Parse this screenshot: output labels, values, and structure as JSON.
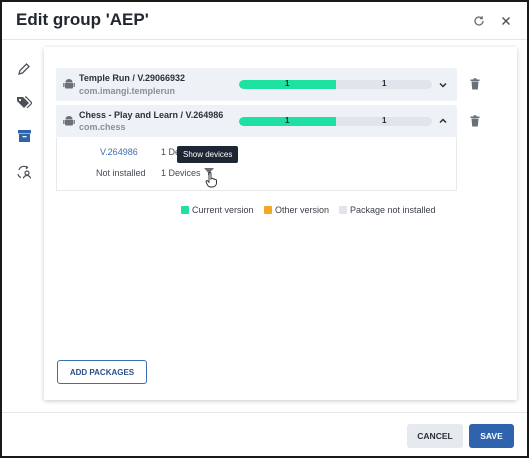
{
  "dialog": {
    "title": "Edit group 'AEP'"
  },
  "packages": [
    {
      "name": "Temple Run / V.29066932",
      "id": "com.imangi.templerun",
      "bar": {
        "current": 1,
        "not_installed": 1,
        "current_fraction": 0.5
      }
    },
    {
      "name": "Chess - Play and Learn / V.264986",
      "id": "com.chess",
      "bar": {
        "current": 1,
        "not_installed": 1,
        "current_fraction": 0.5
      },
      "details": [
        {
          "version": "V.264986",
          "devices": "1 Devices"
        },
        {
          "version": "Not installed",
          "devices": "1 Devices"
        }
      ]
    }
  ],
  "tooltip": "Show devices",
  "legend": [
    {
      "label": "Current version",
      "color": "#1ee0a0"
    },
    {
      "label": "Other version",
      "color": "#f5a623"
    },
    {
      "label": "Package not installed",
      "color": "#e1e4ea"
    }
  ],
  "buttons": {
    "add_packages": "ADD PACKAGES",
    "cancel": "CANCEL",
    "save": "SAVE"
  },
  "icons": [
    "refresh-icon",
    "close-icon",
    "pencil-icon",
    "tags-icon",
    "archive-icon",
    "sync-user-icon",
    "android-icon",
    "chevron-down-icon",
    "chevron-up-icon",
    "trash-icon"
  ]
}
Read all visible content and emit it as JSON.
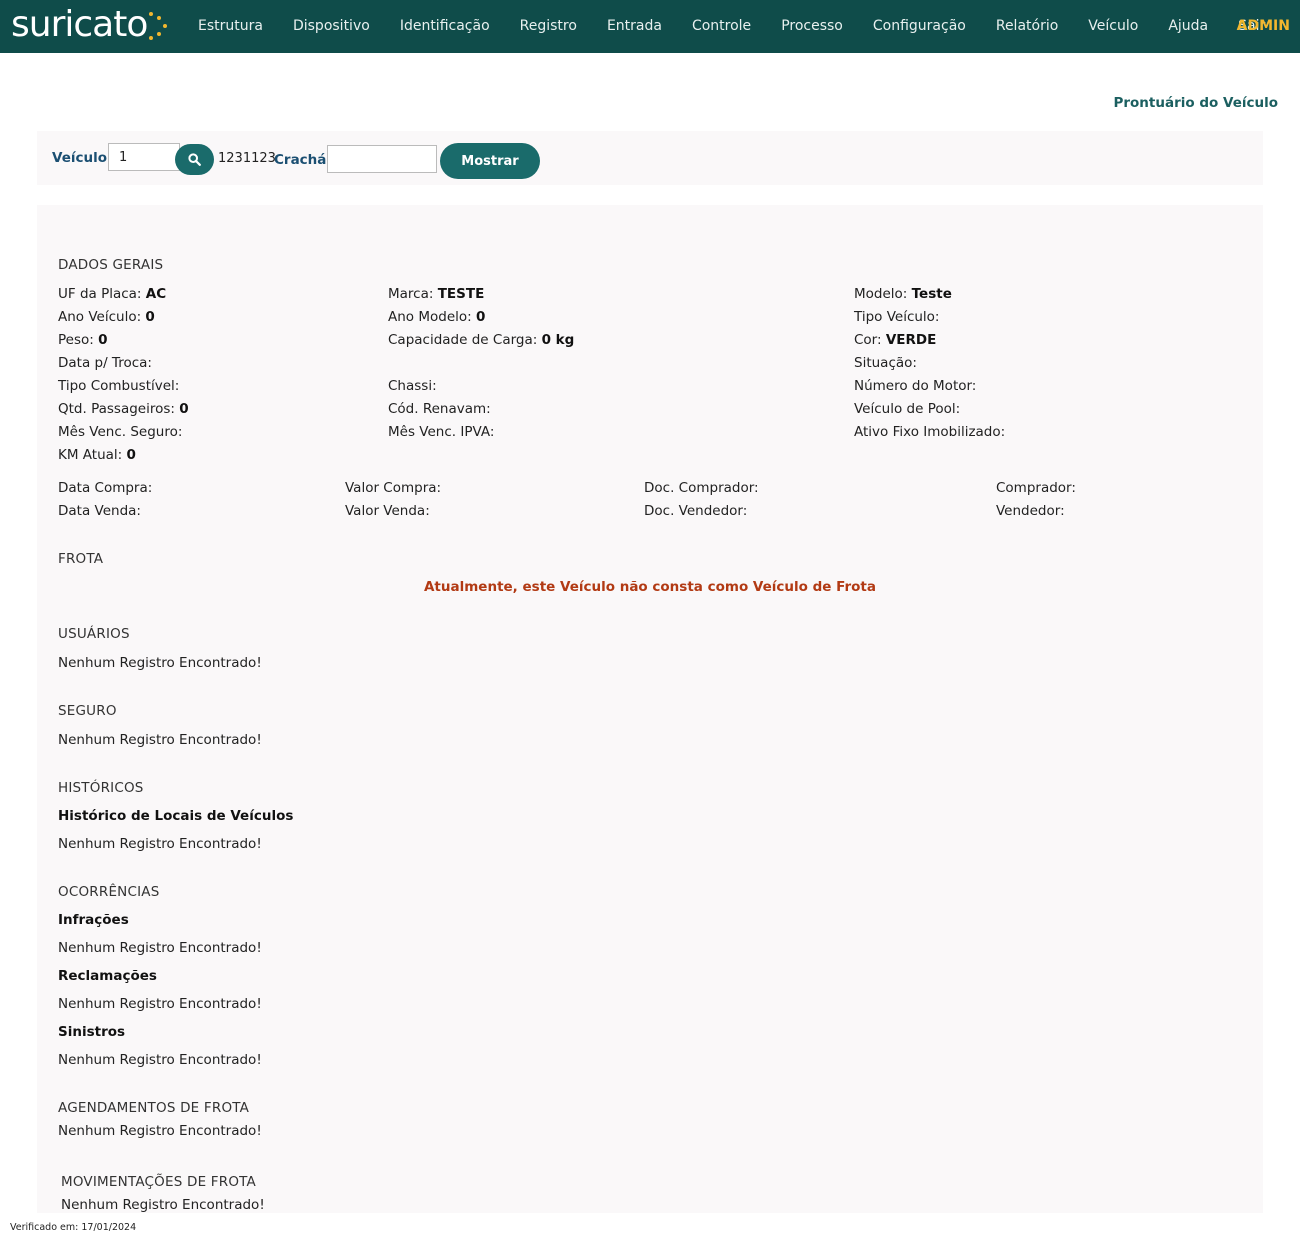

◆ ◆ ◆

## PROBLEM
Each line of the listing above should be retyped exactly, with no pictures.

## THE COMPLETED TASK
Parse this screenshot: output labels, values, and structure as JSON.
{
  "dialog": {
    "title": "Edit group 'AEP'"
  },
  "packages": [
    {
      "name": "Temple Run / V.29066932",
      "id": "com.imangi.templerun",
      "bar": {
        "current": 1,
        "not_installed": 1,
        "current_fraction": 0.5
      }
    },
    {
      "name": "Chess - Play and Learn / V.264986",
      "id": "com.chess",
      "bar": {
        "current": 1,
        "not_installed": 1,
        "current_fraction": 0.5
      },
      "details": [
        {
          "version": "V.264986",
          "devices": "1 Devices"
        },
        {
          "version": "Not installed",
          "devices": "1 Devices"
        }
      ]
    }
  ],
  "tooltip": "Show devices",
  "legend": [
    {
      "label": "Current version",
      "color": "#1ee0a0"
    },
    {
      "label": "Other version",
      "color": "#f5a623"
    },
    {
      "label": "Package not installed",
      "color": "#e1e4ea"
    }
  ],
  "buttons": {
    "add_packages": "ADD PACKAGES",
    "cancel": "CANCEL",
    "save": "SAVE"
  },
  "icons": [
    "refresh-icon",
    "close-icon",
    "pencil-icon",
    "tags-icon",
    "archive-icon",
    "sync-user-icon",
    "android-icon",
    "chevron-down-icon",
    "chevron-up-icon",
    "trash-icon"
  ]
}
Read all visible content and emit it as JSON.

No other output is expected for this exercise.